Redis with Node.js: Compress to Use Redis Memory Efficiently

In one of my bigger projects, we are using Redis with Node.js, as a buffer for large sets of monitoring data.

When we deployed that from a test-case, with just one data-sending instance to about 150 instances, Redis run out of Memory quite fast. Dependent on versions, operating system and some other things, that leads to either a crash of the Redis node or a significant performance decrease.

Redis with Node.js, when zipping is appropriate

Important to know is that Redis limit for storing data is it’s servers memory limit. Basically that’s what’s making Redis so fast. That’s what the Redis FAQ tells us:

Redis is an in-memory but persistent on disk database, so it represents a different trade off where very high write and read speed is achieved with the limitation of data sets that can’t be larger than memory. (Source Redis FAQ)

However, for large data sets, like ours, that leaves you with a difficult decision: Buy more, expansive memory for your server or use CPU-power on your client to reduce the data-size by compressing. Which way is the right one for your specific setup, is something you have to sort out. First of all, a good starting point is this study about a similar problem:

On the other hand, it seems that when we have an application that uses Redis mostly for reading stuff from it, we might think about compressing the input data. However as I mentioned before – try not to overdo it and implement such a mechanism only when you really need it.

Now, did you make your decision? Read on if you want to know how to implement this with Node.js.

Compress Data for Redis with Node.js

Implementation is build on the following Node.js modules:

  • redis
  • zlib

Here is how you write zipped data to redis:

var zlib = require('zlib'),
  redis = require('redis'),
  client = redis.createClient();

client.on("error", function (err) {
  console.log("Error " + err);
});

var redisKey = 'add_your_key_here';
var redisValue = 'Lorem ipsum dolor sit amet, consectetur adipiscing elit, sed do eiusmod tempor incididunt ut labore et dolore magna aliqua. Ut enim   ad minim veniam, quis nostrud exercitation ullamco laboris nisi ut aliquip ex ea commodo consequat. Duis aute irure dolor in reprehenderit in voluptate velit esse cillum dolore eu fugiat nulla pariatur. Excepteur sint occaecat cupidatat non proident, sunt in culpa qui officia deserunt mollit anim id est laborum.';

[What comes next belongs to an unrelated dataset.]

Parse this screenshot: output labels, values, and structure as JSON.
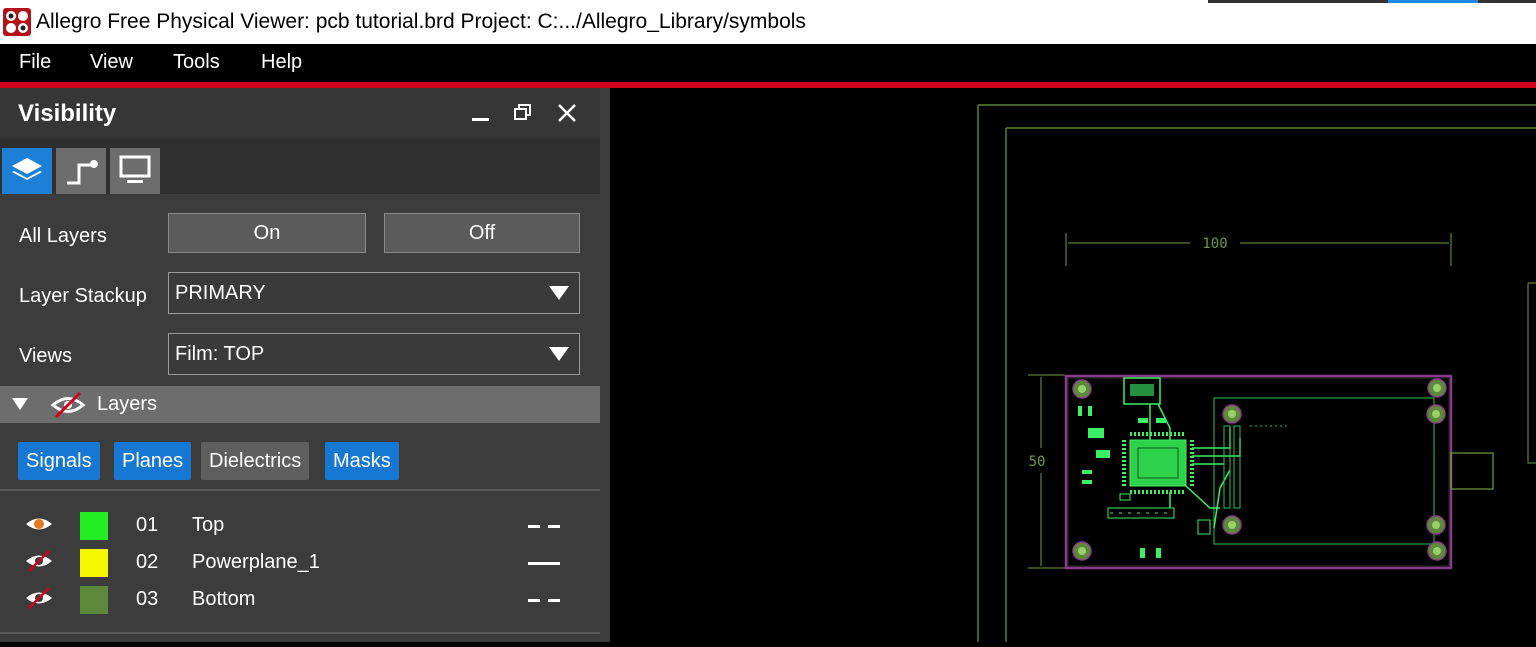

zlib.deflate(redisValue, function (err, zippedValue) {

  if (err) {
    console.log('Error deflating!');
    return;
  }

  // you have to encode the binary zip-data to base64 to be able to read it
  // later
  client.set(redisKey, zippedValue.toString('base64'), function (err) {

    if (err) {
      console.log('Error saving to redis!');
      return;
    }

    console.log('Zipped value saved!');

  });
});

And that’s how you read it:

var zlib = require('zlib'),
  redis = require('redis'),
  client = redis.createClient();

client.on("error", function (err) {
  console.log("Error " + err);
});

var redisKey = 'add_your_key_here';

client.get(redisKey, function (err, zippedValue) {

  if (err) {
    console.log('Error reading from redis!');
    return;
  }

  // you have to decode the base64 binary zip-data to base64
  zlib.inflate(new Buffer(zippedValue, 'base64'), function (err, redisValue) {

    if (err) {
      console.log('Error inflating!');
      return;
    }

    console.log(redisValue);

  });
});

Be aware of the base64 encoding. That’s required so you are able to write and read binary zipped data in JavaScript. More information for example here.